* **About this task**: Search the data for "Step". Return each matching line.

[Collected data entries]
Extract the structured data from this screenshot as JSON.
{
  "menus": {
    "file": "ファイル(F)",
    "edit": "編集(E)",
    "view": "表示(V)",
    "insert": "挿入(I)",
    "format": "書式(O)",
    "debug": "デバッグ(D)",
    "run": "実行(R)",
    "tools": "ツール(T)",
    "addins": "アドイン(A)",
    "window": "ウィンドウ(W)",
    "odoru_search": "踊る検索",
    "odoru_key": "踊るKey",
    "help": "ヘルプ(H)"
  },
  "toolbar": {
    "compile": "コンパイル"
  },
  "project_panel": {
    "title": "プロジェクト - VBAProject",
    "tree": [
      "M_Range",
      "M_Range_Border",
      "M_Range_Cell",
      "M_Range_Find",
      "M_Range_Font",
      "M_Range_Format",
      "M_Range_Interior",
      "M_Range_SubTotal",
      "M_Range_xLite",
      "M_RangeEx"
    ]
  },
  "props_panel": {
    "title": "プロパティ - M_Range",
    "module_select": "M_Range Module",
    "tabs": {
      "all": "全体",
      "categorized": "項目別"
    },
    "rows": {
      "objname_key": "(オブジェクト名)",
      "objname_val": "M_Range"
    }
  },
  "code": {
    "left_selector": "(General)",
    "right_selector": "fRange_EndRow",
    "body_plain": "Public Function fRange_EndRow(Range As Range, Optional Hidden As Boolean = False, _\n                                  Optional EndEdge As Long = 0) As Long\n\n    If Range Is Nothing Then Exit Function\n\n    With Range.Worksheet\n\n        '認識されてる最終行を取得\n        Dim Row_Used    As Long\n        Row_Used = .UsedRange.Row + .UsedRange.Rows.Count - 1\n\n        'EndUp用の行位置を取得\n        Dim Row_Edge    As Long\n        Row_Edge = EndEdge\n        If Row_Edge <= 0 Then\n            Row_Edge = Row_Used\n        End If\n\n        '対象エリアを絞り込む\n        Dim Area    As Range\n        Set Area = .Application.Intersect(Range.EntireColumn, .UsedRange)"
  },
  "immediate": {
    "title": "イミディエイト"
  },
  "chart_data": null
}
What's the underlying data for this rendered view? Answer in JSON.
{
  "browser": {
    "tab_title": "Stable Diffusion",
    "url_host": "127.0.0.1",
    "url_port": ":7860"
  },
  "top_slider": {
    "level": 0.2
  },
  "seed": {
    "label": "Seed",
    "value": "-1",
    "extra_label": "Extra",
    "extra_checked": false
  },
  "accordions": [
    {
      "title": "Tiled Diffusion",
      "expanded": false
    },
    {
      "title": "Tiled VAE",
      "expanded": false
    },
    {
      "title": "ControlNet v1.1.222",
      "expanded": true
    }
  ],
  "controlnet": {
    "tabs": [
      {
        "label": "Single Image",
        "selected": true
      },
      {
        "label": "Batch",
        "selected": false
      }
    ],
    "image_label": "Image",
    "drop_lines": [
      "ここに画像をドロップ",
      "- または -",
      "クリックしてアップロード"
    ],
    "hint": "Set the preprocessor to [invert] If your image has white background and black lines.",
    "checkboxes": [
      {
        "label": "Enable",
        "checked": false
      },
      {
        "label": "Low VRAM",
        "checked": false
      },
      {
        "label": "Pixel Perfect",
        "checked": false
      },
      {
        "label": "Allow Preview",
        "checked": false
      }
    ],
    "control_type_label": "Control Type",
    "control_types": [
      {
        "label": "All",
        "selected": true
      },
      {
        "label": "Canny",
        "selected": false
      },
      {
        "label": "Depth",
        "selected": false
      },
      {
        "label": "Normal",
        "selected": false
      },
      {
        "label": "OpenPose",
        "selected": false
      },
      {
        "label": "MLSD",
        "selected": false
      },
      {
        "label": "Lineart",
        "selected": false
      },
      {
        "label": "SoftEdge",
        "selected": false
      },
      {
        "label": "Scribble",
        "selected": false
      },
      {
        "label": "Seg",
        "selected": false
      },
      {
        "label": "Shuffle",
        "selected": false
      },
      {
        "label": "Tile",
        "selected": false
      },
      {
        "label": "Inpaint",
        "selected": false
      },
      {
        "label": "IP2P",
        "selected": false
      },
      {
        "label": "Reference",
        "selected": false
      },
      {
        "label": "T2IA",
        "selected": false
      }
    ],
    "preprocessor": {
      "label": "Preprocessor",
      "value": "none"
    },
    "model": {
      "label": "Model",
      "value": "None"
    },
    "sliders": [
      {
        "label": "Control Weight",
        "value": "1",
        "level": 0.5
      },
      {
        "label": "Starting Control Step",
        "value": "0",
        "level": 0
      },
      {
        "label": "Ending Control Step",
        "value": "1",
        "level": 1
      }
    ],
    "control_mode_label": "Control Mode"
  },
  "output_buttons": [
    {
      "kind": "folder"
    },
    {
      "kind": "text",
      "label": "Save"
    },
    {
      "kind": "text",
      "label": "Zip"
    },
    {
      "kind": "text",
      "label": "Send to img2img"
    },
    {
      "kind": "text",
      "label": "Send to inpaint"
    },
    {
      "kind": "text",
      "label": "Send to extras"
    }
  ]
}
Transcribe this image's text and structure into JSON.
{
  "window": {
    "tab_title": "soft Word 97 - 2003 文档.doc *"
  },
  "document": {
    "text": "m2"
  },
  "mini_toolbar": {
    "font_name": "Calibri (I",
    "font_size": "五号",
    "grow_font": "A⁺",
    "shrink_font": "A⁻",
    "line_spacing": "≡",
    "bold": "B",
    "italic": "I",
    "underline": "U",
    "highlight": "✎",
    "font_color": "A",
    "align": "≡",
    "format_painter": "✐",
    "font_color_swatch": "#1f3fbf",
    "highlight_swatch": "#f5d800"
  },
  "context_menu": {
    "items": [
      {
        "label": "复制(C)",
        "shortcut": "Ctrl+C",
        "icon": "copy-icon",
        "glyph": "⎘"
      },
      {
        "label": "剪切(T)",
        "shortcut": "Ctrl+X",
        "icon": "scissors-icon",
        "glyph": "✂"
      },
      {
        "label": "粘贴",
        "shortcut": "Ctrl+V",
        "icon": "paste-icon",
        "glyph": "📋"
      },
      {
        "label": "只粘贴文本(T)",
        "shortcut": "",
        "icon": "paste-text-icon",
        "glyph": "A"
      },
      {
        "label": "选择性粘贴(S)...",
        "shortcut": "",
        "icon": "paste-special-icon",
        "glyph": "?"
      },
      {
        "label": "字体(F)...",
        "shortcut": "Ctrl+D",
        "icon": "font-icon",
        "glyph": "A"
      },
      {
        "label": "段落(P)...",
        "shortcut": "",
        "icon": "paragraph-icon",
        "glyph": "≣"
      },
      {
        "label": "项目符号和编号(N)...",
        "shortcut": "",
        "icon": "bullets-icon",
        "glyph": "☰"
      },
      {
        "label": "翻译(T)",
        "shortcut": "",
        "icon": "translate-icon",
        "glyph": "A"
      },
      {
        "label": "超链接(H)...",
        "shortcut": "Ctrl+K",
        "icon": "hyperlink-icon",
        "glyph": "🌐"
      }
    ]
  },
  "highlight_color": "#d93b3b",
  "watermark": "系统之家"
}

* **Reply**:
        "label": "Starting Control Step",
        "label": "Ending Control Step",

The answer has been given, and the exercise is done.